A hurricane warning is in effect for the Carolinas,
Virginia and Maryland. U.S. Customs and Border Protection (CBP) ports of entry (POE) within these areas may receive requests for vessel diversions as a result of pending weather conditions. In anticipation that vessels or cargo will be diverting to other U.S. ports, CBP is issuing guidance for port operations.
A vessel granted a permit to proceed from one port in the U.S. to another port or a vessel cleared to a foreign port or place, while en route, may divert to a port in the United States other than the one specified in the permit to proceed during this emergency event.
The owner or agent of the vessel shall immediately give notice of the diversion to the port that granted the permit or clearance, identifying the new destination of the vessel. In this instance, ports should allow for electronic/telephonic Reports of Diversion by the vessel’s owner/operator or agent.
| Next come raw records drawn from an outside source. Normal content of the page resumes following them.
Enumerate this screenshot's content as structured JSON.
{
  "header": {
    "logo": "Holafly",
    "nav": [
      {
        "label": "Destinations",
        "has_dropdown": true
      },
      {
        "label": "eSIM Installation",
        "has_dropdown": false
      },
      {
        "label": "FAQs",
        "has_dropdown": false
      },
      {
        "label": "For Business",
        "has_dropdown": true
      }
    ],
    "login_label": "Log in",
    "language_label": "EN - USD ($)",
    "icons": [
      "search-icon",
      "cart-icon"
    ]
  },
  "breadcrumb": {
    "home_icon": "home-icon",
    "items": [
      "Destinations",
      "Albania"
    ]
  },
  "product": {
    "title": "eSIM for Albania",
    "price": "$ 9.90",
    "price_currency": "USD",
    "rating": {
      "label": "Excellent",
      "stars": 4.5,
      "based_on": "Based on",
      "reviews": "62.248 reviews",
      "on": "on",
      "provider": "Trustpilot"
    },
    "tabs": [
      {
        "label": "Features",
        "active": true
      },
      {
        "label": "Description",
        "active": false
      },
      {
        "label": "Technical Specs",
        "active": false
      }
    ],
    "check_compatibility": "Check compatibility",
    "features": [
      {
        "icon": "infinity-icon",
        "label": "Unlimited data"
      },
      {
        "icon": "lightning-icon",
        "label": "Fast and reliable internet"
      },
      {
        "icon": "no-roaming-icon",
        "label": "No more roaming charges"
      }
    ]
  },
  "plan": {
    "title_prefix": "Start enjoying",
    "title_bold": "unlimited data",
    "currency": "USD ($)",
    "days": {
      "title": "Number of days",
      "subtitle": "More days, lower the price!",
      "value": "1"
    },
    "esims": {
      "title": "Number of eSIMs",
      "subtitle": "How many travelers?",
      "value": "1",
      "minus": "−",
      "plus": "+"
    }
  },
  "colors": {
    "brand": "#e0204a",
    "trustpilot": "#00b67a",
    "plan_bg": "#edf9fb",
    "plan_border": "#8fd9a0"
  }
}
The originating port should log the date/time notifications are received and advise the owner or agent of the vessel to note on the CBP Form 3171, provided to the alternative port, its request for diversion and the specific situation for the diversion.
Every effort should be made to provide notice to the intended port of arrival, prior to the vessel reaching the port for which it is being diverted. However, due to extenuating circumstances, vessels may not be able to provide timely notifications. Ports are encouraged, on a case-by-case basis to review all request and allow leniency for those vessels unable to submit timely notifications.
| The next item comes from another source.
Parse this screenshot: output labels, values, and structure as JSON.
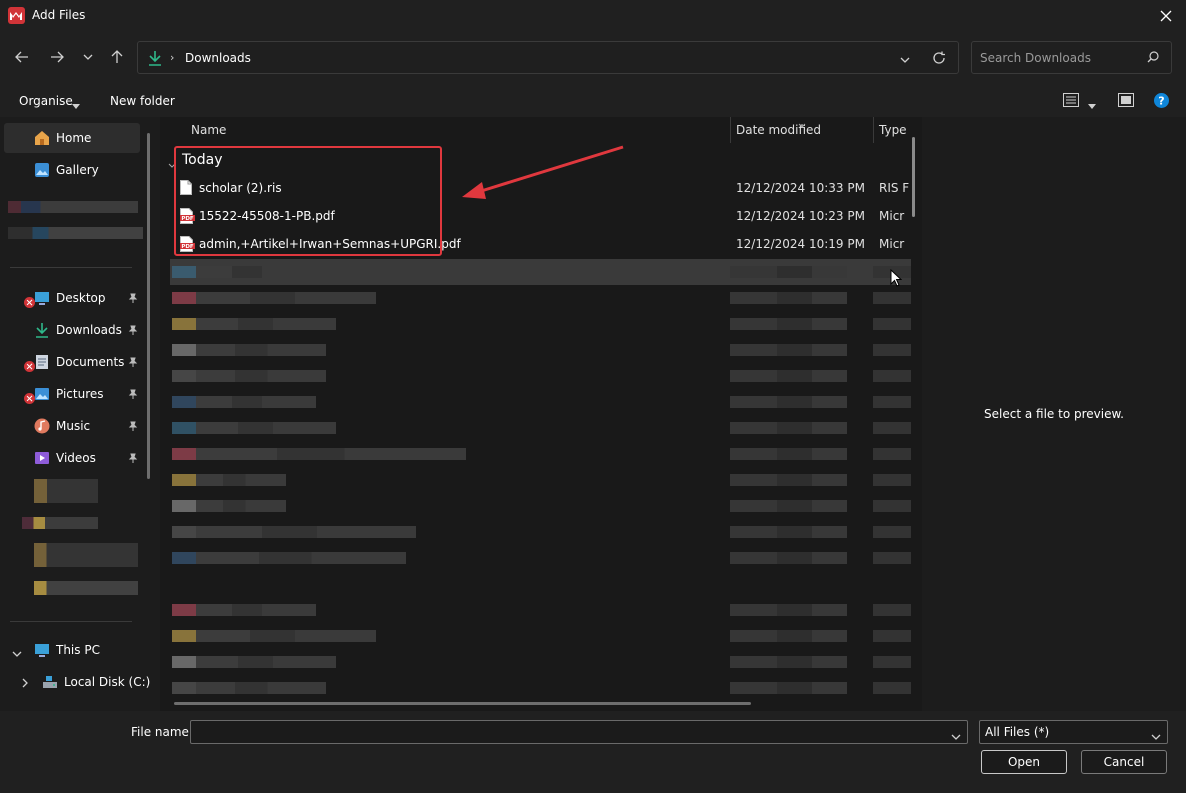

On arrival at the new destination, the master shall immediately report arrival. The master shall also make entry within 48 hours. If necessary, the Port Director may grant permission to transship all cargo and passengers from one vessel in the U.S. to another vessel under Customs supervision. If a vessel is transporting residue cargo, or is on an outward foreign voyage, or a voyage to noncontiguous territory of the U.S., the procedures prescribed in §4.85, §4.87, or §4.88 must be followed.
A vessel may unlade cargo or baggage at an alternative POE if the Port Director of that port issues a permit for the unlading of cargo or baggage or a result of an emergency existing at the port of original destination.
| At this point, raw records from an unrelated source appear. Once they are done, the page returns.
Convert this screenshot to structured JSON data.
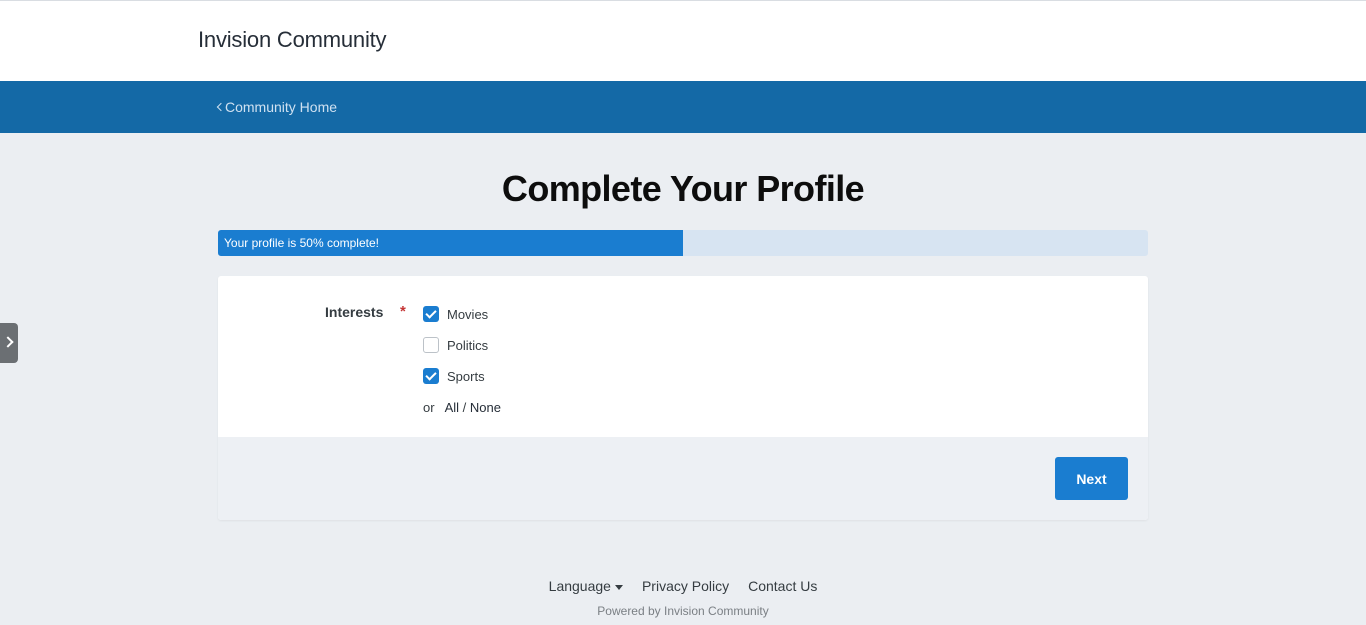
{
  "header": {
    "site_title": "Invision Community"
  },
  "navbar": {
    "back_link": "Community Home"
  },
  "page": {
    "title": "Complete Your Profile"
  },
  "progress": {
    "text": "Your profile is 50% complete!",
    "percent": 50
  },
  "form": {
    "field_label": "Interests",
    "required_mark": "*",
    "options": [
      {
        "label": "Movies",
        "checked": true
      },
      {
        "label": "Politics",
        "checked": false
      },
      {
        "label": "Sports",
        "checked": true
      }
    ],
    "or_text": "or",
    "all_label": "All",
    "separator": "/",
    "none_label": "None",
    "submit_label": "Next"
  },
  "footer": {
    "language_label": "Language",
    "privacy_label": "Privacy Policy",
    "contact_label": "Contact Us",
    "powered_by": "Powered by Invision Community"
  },
  "colors": {
    "accent": "#1a7dd0",
    "navbar": "#1469a6",
    "background": "#ebeef2",
    "required": "#c43434"
  },
  "icons": {
    "back": "chevron-left-icon",
    "side_tab": "chevron-right-icon",
    "checkbox_checked": "check-icon",
    "language": "caret-down-icon"
  }
}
Cargo and baggage unladen at the alternative port should be entered in the same manner as other imported cargo or baggage; treated as unclaimed and stored at the risk and expense of its owner; or re-laden upon the same vessel without entry, for transportation to its original destination.
The Port Director will make a case-by-case determination for the carriers that will be allowed to discharge:
• The carrier must have transmitted cargo information to CBP via the Automated Commercial Environment (ACE) reflecting the actual U.S. port of unlading (diversion port);
• CBP officers have had the opportunity to screen the cargo and none of the shipments are determined to be of such high risk that discharge would not be authorized; and
• The requests for diversion was submitted electronically or telephonic to the original port of unlading and via a CBP Form 3171to the alternative port of unlading and has been approved by the Port Director.
• After entry, the Cargo Declaration, Customs Form 1302, must be amended to reflect the alternative port of unlading.
The following procedures should be provided for ACE Cargo Release:
If a POE is provided on the entry by the filer:
• Filer may update the initially submitted POE on the entry or remove it from the transaction if the bill of lading has not yet been arrived.
• If filer doesn’t update the POE as noted above, and if the original bill destined for Port A truly arrives at Port B, the POE will not automatically update on the entry to Port B based on the manifest/conveyance arrival message received. The filer must make the POE update before the release can occur for Port B. This presumes the carrier made a BOL update to Port B.
• CBP users have the ability to update the existing POE on an entry so long as the user has the new Port in their profile as an authorized Port. This occurs with “edit entry” functionality within the ACE Cargo Release application. Users can be assigned new Ports if necessary via those with the appropriate Entitlement role.
If a POE is not provided on the entry by the filer:
• Filer will not need to update the POE in this scenario since it will have been derived automatically from the bill/conveyance arrival message.
• If the original bill destined for Port A truly arrives at Port B, the POE will automatically update on the entry to Port B based on the manifest/conveyance arrival message received. This presumes the carrier will submit a BOL update to Port B.
NOTE: The above conditions also accommodate scenarios where a released status is on the entry due to the variable release window, even if the actual conveyance arrival has not yet occurred. The only nuance is whether the filer’s transaction becomes a request due to the status of the entry (i.e. hold).
All elements of the Trade Act will be enforced. Cargo shipments that do not meet the Trade Act requirements may be subject to CBP enforcement actions. All other laws and regulations enforced by CBP, including Importer Security Filing will be applicable to these shipments and to the transporting conveyances, however ports should not initiate penalty action against vessels diverted due to weather conditions.
All diverted cargo is subject to normal CBP processes, including targeting, enforcement examination and large-scale non-intrusive inspection at the actual port of discharge. For cargo that would have been subject to a “DO NOT LOAD” order had the information been transmitted 24 hours prior to lading in the foreign port, CBP may deny permission for the carrier to unlade the cargo. Under no circumstances will unscreened cargo be discharged in the U.S.